Exercise details = All of the entries need to be copied character for character.

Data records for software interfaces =
- Opening Delimiter -
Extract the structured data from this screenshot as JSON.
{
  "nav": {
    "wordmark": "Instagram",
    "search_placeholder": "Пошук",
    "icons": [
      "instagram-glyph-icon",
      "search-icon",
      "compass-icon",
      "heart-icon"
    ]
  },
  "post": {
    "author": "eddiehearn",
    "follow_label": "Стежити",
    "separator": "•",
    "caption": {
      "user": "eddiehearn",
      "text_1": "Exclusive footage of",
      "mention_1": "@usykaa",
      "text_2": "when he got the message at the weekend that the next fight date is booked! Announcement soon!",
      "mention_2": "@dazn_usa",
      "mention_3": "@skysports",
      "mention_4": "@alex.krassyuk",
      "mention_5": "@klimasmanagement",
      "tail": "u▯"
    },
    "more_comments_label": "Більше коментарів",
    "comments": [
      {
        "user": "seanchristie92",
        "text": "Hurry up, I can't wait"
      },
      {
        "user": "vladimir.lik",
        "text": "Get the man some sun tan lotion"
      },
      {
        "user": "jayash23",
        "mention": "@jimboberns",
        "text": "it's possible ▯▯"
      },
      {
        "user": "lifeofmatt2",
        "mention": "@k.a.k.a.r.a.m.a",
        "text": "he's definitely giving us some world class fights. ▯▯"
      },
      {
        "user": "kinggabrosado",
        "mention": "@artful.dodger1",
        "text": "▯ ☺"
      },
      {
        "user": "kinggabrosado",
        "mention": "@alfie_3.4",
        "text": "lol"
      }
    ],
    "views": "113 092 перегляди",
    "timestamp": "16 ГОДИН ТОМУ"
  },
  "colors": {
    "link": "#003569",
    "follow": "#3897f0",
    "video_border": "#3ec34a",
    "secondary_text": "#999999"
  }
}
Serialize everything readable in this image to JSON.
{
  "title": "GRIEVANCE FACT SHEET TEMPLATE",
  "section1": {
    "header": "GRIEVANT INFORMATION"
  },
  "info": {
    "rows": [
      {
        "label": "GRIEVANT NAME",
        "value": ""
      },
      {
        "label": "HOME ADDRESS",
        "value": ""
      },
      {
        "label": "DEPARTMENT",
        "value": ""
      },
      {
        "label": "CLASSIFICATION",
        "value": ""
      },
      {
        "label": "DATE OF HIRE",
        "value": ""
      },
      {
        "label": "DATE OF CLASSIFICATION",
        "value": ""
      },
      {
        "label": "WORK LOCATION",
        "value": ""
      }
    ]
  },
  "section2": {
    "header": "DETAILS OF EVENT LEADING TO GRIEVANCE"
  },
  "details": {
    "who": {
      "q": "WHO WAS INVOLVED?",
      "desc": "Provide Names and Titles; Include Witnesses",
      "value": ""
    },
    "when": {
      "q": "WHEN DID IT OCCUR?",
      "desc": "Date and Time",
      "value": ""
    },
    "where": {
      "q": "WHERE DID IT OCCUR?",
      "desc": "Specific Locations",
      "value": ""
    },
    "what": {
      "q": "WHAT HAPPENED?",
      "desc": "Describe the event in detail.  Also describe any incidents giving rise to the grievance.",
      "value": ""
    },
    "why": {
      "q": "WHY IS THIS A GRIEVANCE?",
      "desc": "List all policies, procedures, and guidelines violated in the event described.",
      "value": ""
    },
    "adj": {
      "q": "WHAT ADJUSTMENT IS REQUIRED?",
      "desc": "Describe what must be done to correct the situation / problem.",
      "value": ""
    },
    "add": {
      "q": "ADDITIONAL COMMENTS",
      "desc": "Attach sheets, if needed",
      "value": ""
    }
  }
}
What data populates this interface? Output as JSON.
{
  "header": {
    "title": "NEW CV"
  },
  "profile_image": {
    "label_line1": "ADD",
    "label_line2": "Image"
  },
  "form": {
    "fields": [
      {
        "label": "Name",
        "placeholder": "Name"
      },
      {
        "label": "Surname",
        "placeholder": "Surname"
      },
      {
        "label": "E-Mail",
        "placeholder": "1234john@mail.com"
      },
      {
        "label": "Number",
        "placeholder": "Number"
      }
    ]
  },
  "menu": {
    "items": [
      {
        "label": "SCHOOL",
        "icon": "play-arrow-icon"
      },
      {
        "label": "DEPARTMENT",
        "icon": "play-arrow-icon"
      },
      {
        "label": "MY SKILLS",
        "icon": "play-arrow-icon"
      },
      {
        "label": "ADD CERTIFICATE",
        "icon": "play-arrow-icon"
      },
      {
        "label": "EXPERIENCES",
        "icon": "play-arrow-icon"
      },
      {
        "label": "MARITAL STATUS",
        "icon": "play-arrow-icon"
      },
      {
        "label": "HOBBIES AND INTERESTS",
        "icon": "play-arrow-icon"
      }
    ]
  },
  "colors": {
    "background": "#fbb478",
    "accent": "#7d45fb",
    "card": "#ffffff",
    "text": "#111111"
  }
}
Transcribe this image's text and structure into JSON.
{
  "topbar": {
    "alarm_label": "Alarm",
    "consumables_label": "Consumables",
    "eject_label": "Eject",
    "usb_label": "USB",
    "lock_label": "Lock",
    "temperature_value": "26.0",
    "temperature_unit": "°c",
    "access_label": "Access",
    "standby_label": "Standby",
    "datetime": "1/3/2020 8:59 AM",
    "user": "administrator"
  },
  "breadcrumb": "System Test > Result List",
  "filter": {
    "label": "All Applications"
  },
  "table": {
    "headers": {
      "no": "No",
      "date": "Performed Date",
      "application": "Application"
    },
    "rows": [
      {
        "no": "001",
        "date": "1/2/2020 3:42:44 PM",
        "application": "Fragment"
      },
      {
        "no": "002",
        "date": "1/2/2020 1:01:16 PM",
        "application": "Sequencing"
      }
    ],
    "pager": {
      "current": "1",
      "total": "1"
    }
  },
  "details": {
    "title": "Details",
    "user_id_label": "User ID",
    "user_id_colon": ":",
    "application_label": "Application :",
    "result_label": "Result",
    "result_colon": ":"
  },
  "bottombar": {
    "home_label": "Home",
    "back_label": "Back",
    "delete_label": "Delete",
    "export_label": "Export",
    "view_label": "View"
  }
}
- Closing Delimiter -
Output of the task =
Extract the structured data from this screenshot as JSON.
{
  "nav": {
    "wordmark": "Instagram",
    "search_placeholder": "Пошук",
    "icons": [
      "instagram-glyph-icon",
      "search-icon",
      "compass-icon",
      "heart-icon"
    ]
  },
  "post": {
    "author": "eddiehearn",
    "follow_label": "Стежити",
    "separator": "•",
    "caption": {
      "user": "eddiehearn",
      "text_1": "Exclusive footage of",
      "mention_1": "@usykaa",
      "text_2": "when he got the message at the weekend that the next fight date is booked! Announcement soon!",
      "mention_2": "@dazn_usa",
      "mention_3": "@skysports",
      "mention_4": "@alex.krassyuk",
      "mention_5": "@klimasmanagement",
      "tail": "u▯"
    },
    "more_comments_label": "Більше коментарів",
    "comments": [
      {
        "user": "seanchristie92",
        "text": "Hurry up, I can't wait"
      },
      {
        "user": "vladimir.lik",
        "text": "Get the man some sun tan lotion"
      },
      {
        "user": "jayash23",
        "mention": "@jimboberns",
        "text": "it's possible ▯▯"
      },
      {
        "user": "lifeofmatt2",
        "mention": "@k.a.k.a.r.a.m.a",
        "text": "he's definitely giving us some world class fights. ▯▯"
      },
      {
        "user": "kinggabrosado",
        "mention": "@artful.dodger1",
        "text": "▯ ☺"
      },
      {
        "user": "kinggabrosado",
        "mention": "@alfie_3.4",
        "text": "lol"
      }
    ],
    "views": "113 092 перегляди",
    "timestamp": "16 ГОДИН ТОМУ"
  },
  "colors": {
    "link": "#003569",
    "follow": "#3897f0",
    "video_border": "#3ec34a",
    "secondary_text": "#999999"
  }
}
Serialize everything readable in this image to JSON.
{
  "title": "GRIEVANCE FACT SHEET TEMPLATE",
  "section1": {
    "header": "GRIEVANT INFORMATION"
  },
  "info": {
    "rows": [
      {
        "label": "GRIEVANT NAME",
        "value": ""
      },
      {
        "label": "HOME ADDRESS",
        "value": ""
      },
      {
        "label": "DEPARTMENT",
        "value": ""
      },
      {
        "label": "CLASSIFICATION",
        "value": ""
      },
      {
        "label": "DATE OF HIRE",
        "value": ""
      },
      {
        "label": "DATE OF CLASSIFICATION",
        "value": ""
      },
      {
        "label": "WORK LOCATION",
        "value": ""
      }
    ]
  },
  "section2": {
    "header": "DETAILS OF EVENT LEADING TO GRIEVANCE"
  },
  "details": {
    "who": {
      "q": "WHO WAS INVOLVED?",
      "desc": "Provide Names and Titles; Include Witnesses",
      "value": ""
    },
    "when": {
      "q": "WHEN DID IT OCCUR?",
      "desc": "Date and Time",
      "value": ""
    },
    "where": {
      "q": "WHERE DID IT OCCUR?",
      "desc": "Specific Locations",
      "value": ""
    },
    "what": {
      "q": "WHAT HAPPENED?",
      "desc": "Describe the event in detail.  Also describe any incidents giving rise to the grievance.",
      "value": ""
    },
    "why": {
      "q": "WHY IS THIS A GRIEVANCE?",
      "desc": "List all policies, procedures, and guidelines violated in the event described.",
      "value": ""
    },
    "adj": {
      "q": "WHAT ADJUSTMENT IS REQUIRED?",
      "desc": "Describe what must be done to correct the situation / problem.",
      "value": ""
    },
    "add": {
      "q": "ADDITIONAL COMMENTS",
      "desc": "Attach sheets, if needed",
      "value": ""
    }
  }
}
What data populates this interface? Output as JSON.
{
  "header": {
    "title": "NEW CV"
  },
  "profile_image": {
    "label_line1": "ADD",
    "label_line2": "Image"
  },
  "form": {
    "fields": [
      {
        "label": "Name",
        "placeholder": "Name"
      },
      {
        "label": "Surname",
        "placeholder": "Surname"
      },
      {
        "label": "E-Mail",
        "placeholder": "1234john@mail.com"
      },
      {
        "label": "Number",
        "placeholder": "Number"
      }
    ]
  },
  "menu": {
    "items": [
      {
        "label": "SCHOOL",
        "icon": "play-arrow-icon"
      },
      {
        "label": "DEPARTMENT",
        "icon": "play-arrow-icon"
      },
      {
        "label": "MY SKILLS",
        "icon": "play-arrow-icon"
      },
      {
        "label": "ADD CERTIFICATE",
        "icon": "play-arrow-icon"
      },
      {
        "label": "EXPERIENCES",
        "icon": "play-arrow-icon"
      },
      {
        "label": "MARITAL STATUS",
        "icon": "play-arrow-icon"
      },
      {
        "label": "HOBBIES AND INTERESTS",
        "icon": "play-arrow-icon"
      }
    ]
  },
  "colors": {
    "background": "#fbb478",
    "accent": "#7d45fb",
    "card": "#ffffff",
    "text": "#111111"
  }
}
Transcribe this image's text and structure into JSON.
{
  "topbar": {
    "alarm_label": "Alarm",
    "consumables_label": "Consumables",
    "eject_label": "Eject",
    "usb_label": "USB",
    "lock_label": "Lock",
    "temperature_value": "26.0",
    "temperature_unit": "°c",
    "access_label": "Access",
    "standby_label": "Standby",
    "datetime": "1/3/2020 8:59 AM",
    "user": "administrator"
  },
  "breadcrumb": "System Test > Result List",
  "filter": {
    "label": "All Applications"
  },
  "table": {
    "headers": {
      "no": "No",
      "date": "Performed Date",
      "application": "Application"
    },
    "rows": [
      {
        "no": "001",
        "date": "1/2/2020 3:42:44 PM",
        "application": "Fragment"
      },
      {
        "no": "002",
        "date": "1/2/2020 1:01:16 PM",
        "application": "Sequencing"
      }
    ],
    "pager": {
      "current": "1",
      "total": "1"
    }
  },
  "details": {
    "title": "Details",
    "user_id_label": "User ID",
    "user_id_colon": ":",
    "application_label": "Application :",
    "result_label": "Result",
    "result_colon": ":"
  },
  "bottombar": {
    "home_label": "Home",
    "back_label": "Back",
    "delete_label": "Delete",
    "export_label": "Export",
    "view_label": "View"
  }
}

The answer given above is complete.